Just My Type: From Working Mom to SAHM
Working it Out
I got my first full-time job as a junior in college, working the graveyard shift in the composing room of the Troy Record. I was hoping it would lead to a job in the newsroom, as I was studying journalism at Russell Sage College; it eventually did, and I started my career as a newspaper copy editor a couple months before I graduated. From there, I went on to work at several daily and weekly newspapers in the Northeast over the years, including the entire time I was pregnant with my daughter, Noelle, and seven weeks after she was born.
But this is not an autobiography. This is looking forward.
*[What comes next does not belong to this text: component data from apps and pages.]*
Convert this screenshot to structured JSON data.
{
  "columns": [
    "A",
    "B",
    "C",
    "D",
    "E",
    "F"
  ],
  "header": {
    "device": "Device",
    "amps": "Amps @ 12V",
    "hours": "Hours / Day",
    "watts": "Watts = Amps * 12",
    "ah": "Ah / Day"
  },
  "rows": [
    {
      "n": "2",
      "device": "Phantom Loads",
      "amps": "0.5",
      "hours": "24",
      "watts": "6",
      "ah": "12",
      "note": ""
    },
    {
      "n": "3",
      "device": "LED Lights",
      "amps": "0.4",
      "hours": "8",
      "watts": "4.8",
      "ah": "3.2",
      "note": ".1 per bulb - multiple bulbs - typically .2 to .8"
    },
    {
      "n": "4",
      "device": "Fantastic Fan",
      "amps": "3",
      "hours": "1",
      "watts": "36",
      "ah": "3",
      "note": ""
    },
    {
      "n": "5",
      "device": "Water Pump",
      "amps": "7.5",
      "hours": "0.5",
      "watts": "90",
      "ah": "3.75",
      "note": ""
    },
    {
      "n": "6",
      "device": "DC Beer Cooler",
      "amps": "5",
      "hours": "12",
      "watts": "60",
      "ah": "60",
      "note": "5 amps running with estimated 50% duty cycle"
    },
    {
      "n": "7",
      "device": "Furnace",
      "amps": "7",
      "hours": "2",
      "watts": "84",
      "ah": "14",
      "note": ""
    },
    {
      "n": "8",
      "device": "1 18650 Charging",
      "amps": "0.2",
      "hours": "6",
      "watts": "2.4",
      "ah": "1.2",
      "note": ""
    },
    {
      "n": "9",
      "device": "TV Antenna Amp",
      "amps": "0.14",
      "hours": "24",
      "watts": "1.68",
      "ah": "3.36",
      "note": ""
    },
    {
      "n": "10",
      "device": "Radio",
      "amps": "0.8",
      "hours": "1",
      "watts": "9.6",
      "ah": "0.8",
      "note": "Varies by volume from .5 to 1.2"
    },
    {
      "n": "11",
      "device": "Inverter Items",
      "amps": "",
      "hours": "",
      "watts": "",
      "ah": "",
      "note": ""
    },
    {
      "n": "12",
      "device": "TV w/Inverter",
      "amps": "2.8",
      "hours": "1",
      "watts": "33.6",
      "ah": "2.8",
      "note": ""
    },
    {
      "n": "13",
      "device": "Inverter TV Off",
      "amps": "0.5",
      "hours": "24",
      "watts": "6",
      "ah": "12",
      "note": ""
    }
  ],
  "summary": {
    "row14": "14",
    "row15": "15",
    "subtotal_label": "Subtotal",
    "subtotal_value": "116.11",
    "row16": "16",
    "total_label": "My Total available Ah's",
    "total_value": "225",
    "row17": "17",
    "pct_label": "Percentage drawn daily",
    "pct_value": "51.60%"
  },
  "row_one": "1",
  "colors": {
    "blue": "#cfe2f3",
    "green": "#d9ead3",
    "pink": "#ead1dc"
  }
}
For the first time since that first job in Troy, N.Y., I am not working full-time anymore… If you have read this column over the past 18 months, you know how stressful the last few months have been dealing with Noelle’s latest health issue, an adrenal insufficiency diagnosis, on top of the type one diabetes we had been living with for three years. In addition, my job got more stressful, and I found myself drowning in anxiety. The life preserver came in the form of my husband, who has worked as a freelance journalist since Noelle was born, being her primary caregiver while I was the primary breadwinner. My husband, Stephen, was offered a promotion to full time hours and a salary equivalent to what I was making, and his first words to me were, “If I take this, you can quit your job.”
Wow. Not work? What a strange idea. Working is part of who I am. I had worked 15 years in newspapers before leaving a year and a half ago to follow a passion and join the team of the Girl Scouts of Central and Western Massachusetts. I had always rolled my eyes at the ongoing debate-slash-fight over the choices women make regarding their jobs and their families. My work was a big part of who I was, and I think I did a pretty good job balancing that with being a mom, even after the initial diabetes diagnosis in 2010.
But the more I thought about it, the more I thought that this was a gift. Imagine being able to focus more on Noelle, her life and health, without the added stress of my job. Of course there were financial ramifications, but we have made do on one full-time salary for years, living modest and quiet lives. Yes, I would have to find some part-time work of some sort, as my husband did when I brought home the full-time bacon. But a blessing came there, too, as the online newspaper my husband works for offered me some part-time hours.
I thought it over and over-thought it, as I tend to do, but in the end, two weeks ago, I resigned my position with the Girl Scouts. It has been a weird two weeks, listening to all of the wonderful Girl Scout volunteers I have met and supported over the last year and a half sing my praises and bemoan my departure. It has been weird when people ask what I’m going to do now, and I say I am going to be a full-time mom. That phrase does easily not roll off my tongue just yet, as I have always left one job for another.
But maybe this is the most important job of my life. Maybe taking a breath right now, focusing on my daughter’s health and happiness – and my own – is more important than career satisfaction or full-time salaries.
Because the bottom line is that this is not about choosing kids over a job or entering the debate that unnecessarily pits women against each other for the personal choices they make. I would work 100 hours a week doing manual labor if it meant that I had a healthy child at home who did not need me as much as Noelle needs me right now. I never imagined I would have to make this decision, or that I would be able to make this decision.
Now I am looking forward. I don’t know what the future will bring, but Noelle and I are in it together. Full time.
ABOUT THE AUTHOR
Pittsfield native Rebecca Dravis is a former journalist who lives in north Berkshire County with her husband and daughter in Williamstown, MA. In Just My Type Rebecca shares her experiences as a parent raising a child with type one diabetes. – Check out Just My Type on the third Monday of every month.
What is Type 1 Diabetes: Type 1 diabetes (T1D) is an autoimmune disease in which a person’s pancreas stops producing insulin, a hormone that enables people to get energy from food. It occurs when the body’s immune system attacks and destroys the insulin-producing cells in the pancreas, called beta cells. While its causes are not yet entirely understood, scientists believe that both genetic factors and environmental triggers are involved. Its onset has nothing to do with diet or lifestyle. There is nothing you can do to prevent T1D, and-at present-nothing you can do to get rid of it. [Source: JDRF]